**** Data for this task
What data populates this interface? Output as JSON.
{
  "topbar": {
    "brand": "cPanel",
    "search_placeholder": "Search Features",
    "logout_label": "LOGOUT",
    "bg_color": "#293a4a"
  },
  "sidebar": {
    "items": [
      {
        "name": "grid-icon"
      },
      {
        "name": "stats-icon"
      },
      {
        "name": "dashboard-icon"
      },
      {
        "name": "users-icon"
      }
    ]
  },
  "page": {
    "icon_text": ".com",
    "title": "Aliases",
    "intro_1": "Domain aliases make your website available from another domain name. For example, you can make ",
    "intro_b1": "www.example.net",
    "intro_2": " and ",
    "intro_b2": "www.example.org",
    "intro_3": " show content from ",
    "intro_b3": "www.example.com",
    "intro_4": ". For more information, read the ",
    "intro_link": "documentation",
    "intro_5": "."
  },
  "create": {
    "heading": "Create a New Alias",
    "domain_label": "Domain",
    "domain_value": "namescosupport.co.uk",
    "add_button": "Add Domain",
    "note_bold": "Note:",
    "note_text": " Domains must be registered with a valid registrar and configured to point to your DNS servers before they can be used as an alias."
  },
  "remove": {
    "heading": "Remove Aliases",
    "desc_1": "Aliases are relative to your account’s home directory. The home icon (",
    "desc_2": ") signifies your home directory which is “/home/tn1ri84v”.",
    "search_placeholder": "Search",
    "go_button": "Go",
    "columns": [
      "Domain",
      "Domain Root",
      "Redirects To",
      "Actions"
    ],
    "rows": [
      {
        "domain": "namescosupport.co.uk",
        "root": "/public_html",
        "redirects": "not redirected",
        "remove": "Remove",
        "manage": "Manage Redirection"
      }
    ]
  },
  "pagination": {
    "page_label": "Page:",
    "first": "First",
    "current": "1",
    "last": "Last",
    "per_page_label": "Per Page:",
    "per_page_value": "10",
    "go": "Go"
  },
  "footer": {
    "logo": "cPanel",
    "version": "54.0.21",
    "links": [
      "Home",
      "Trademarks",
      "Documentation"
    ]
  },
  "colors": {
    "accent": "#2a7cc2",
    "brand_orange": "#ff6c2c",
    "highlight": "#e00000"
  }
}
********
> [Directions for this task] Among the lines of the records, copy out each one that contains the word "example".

> [Response to this task]
    "intro_1": "Domain aliases make your website available from another domain name. For example, you can make ",
    "intro_b1": "www.example.net",
    "intro_b2": "www.example.org",
    "intro_b3": "www.example.com",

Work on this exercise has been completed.